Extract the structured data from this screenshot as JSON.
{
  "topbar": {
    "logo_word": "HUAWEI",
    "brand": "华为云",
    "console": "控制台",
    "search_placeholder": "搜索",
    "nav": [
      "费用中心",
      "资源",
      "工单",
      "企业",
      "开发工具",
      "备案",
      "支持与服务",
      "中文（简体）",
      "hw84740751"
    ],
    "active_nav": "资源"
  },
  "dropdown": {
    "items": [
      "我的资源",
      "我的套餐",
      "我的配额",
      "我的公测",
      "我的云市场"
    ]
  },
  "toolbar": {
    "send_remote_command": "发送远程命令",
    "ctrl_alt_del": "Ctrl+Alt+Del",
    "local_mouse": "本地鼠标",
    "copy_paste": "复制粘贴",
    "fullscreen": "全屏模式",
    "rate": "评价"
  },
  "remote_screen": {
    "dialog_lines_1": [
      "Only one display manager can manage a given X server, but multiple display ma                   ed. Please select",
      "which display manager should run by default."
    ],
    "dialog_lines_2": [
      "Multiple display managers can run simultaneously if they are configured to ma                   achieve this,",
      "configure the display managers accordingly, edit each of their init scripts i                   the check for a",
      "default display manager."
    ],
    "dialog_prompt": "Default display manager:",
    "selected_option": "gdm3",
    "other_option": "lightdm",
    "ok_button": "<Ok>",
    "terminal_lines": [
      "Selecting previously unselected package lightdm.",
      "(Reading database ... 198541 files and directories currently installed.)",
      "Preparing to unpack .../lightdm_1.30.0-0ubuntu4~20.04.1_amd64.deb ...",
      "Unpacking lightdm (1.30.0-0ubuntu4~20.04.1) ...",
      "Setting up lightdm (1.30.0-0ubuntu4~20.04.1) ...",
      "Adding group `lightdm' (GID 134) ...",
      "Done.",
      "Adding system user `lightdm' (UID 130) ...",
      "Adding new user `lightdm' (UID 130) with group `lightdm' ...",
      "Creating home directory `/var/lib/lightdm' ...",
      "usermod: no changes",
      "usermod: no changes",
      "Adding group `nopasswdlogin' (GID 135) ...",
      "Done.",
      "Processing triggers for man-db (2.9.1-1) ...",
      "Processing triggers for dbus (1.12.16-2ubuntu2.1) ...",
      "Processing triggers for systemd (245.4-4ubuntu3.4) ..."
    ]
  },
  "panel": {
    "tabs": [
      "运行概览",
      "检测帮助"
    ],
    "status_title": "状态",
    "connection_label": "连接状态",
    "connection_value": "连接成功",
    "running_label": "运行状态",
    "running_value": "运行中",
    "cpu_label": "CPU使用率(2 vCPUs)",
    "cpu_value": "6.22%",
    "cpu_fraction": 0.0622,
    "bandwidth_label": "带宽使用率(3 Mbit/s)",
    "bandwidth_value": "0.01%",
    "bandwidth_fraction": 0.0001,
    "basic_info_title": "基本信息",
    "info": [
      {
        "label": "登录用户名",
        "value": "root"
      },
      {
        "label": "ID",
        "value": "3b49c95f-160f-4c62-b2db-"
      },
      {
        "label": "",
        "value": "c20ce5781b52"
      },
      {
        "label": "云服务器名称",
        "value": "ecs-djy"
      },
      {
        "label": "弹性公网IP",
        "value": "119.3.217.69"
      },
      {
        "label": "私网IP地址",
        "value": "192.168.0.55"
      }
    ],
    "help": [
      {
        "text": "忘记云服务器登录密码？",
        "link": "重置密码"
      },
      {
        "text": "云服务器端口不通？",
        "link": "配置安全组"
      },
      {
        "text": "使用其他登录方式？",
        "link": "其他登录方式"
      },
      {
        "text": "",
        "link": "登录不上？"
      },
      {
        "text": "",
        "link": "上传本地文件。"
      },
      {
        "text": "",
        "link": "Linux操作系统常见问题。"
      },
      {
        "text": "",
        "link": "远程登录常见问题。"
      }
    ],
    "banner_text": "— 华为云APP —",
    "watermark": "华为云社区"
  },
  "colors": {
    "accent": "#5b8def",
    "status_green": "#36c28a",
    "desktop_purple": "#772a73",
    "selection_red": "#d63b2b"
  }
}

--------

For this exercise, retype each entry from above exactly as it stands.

▸ Completed task:
Extract the structured data from this screenshot as JSON.
{
  "topbar": {
    "logo_word": "HUAWEI",
    "brand": "华为云",
    "console": "控制台",
    "search_placeholder": "搜索",
    "nav": [
      "费用中心",
      "资源",
      "工单",
      "企业",
      "开发工具",
      "备案",
      "支持与服务",
      "中文（简体）",
      "hw84740751"
    ],
    "active_nav": "资源"
  },
  "dropdown": {
    "items": [
      "我的资源",
      "我的套餐",
      "我的配额",
      "我的公测",
      "我的云市场"
    ]
  },
  "toolbar": {
    "send_remote_command": "发送远程命令",
    "ctrl_alt_del": "Ctrl+Alt+Del",
    "local_mouse": "本地鼠标",
    "copy_paste": "复制粘贴",
    "fullscreen": "全屏模式",
    "rate": "评价"
  },
  "remote_screen": {
    "dialog_lines_1": [
      "Only one display manager can manage a given X server, but multiple display ma                   ed. Please select",
      "which display manager should run by default."
    ],
    "dialog_lines_2": [
      "Multiple display managers can run simultaneously if they are configured to ma                   achieve this,",
      "configure the display managers accordingly, edit each of their init scripts i                   the check for a",
      "default display manager."
    ],
    "dialog_prompt": "Default display manager:",
    "selected_option": "gdm3",
    "other_option": "lightdm",
    "ok_button": "<Ok>",
    "terminal_lines": [
      "Selecting previously unselected package lightdm.",
      "(Reading database ... 198541 files and directories currently installed.)",
      "Preparing to unpack .../lightdm_1.30.0-0ubuntu4~20.04.1_amd64.deb ...",
      "Unpacking lightdm (1.30.0-0ubuntu4~20.04.1) ...",
      "Setting up lightdm (1.30.0-0ubuntu4~20.04.1) ...",
      "Adding group `lightdm' (GID 134) ...",
      "Done.",
      "Adding system user `lightdm' (UID 130) ...",
      "Adding new user `lightdm' (UID 130) with group `lightdm' ...",
      "Creating home directory `/var/lib/lightdm' ...",
      "usermod: no changes",
      "usermod: no changes",
      "Adding group `nopasswdlogin' (GID 135) ...",
      "Done.",
      "Processing triggers for man-db (2.9.1-1) ...",
      "Processing triggers for dbus (1.12.16-2ubuntu2.1) ...",
      "Processing triggers for systemd (245.4-4ubuntu3.4) ..."
    ]
  },
  "panel": {
    "tabs": [
      "运行概览",
      "检测帮助"
    ],
    "status_title": "状态",
    "connection_label": "连接状态",
    "connection_value": "连接成功",
    "running_label": "运行状态",
    "running_value": "运行中",
    "cpu_label": "CPU使用率(2 vCPUs)",
    "cpu_value": "6.22%",
    "cpu_fraction": 0.0622,
    "bandwidth_label": "带宽使用率(3 Mbit/s)",
    "bandwidth_value": "0.01%",
    "bandwidth_fraction": 0.0001,
    "basic_info_title": "基本信息",
    "info": [
      {
        "label": "登录用户名",
        "value": "root"
      },
      {
        "label": "ID",
        "value": "3b49c95f-160f-4c62-b2db-"
      },
      {
        "label": "",
        "value": "c20ce5781b52"
      },
      {
        "label": "云服务器名称",
        "value": "ecs-djy"
      },
      {
        "label": "弹性公网IP",
        "value": "119.3.217.69"
      },
      {
        "label": "私网IP地址",
        "value": "192.168.0.55"
      }
    ],
    "help": [
      {
        "text": "忘记云服务器登录密码？",
        "link": "重置密码"
      },
      {
        "text": "云服务器端口不通？",
        "link": "配置安全组"
      },
      {
        "text": "使用其他登录方式？",
        "link": "其他登录方式"
      },
      {
        "text": "",
        "link": "登录不上？"
      },
      {
        "text": "",
        "link": "上传本地文件。"
      },
      {
        "text": "",
        "link": "Linux操作系统常见问题。"
      },
      {
        "text": "",
        "link": "远程登录常见问题。"
      }
    ],
    "banner_text": "— 华为云APP —",
    "watermark": "华为云社区"
  },
  "colors": {
    "accent": "#5b8def",
    "status_green": "#36c28a",
    "desktop_purple": "#772a73",
    "selection_red": "#d63b2b"
  }
}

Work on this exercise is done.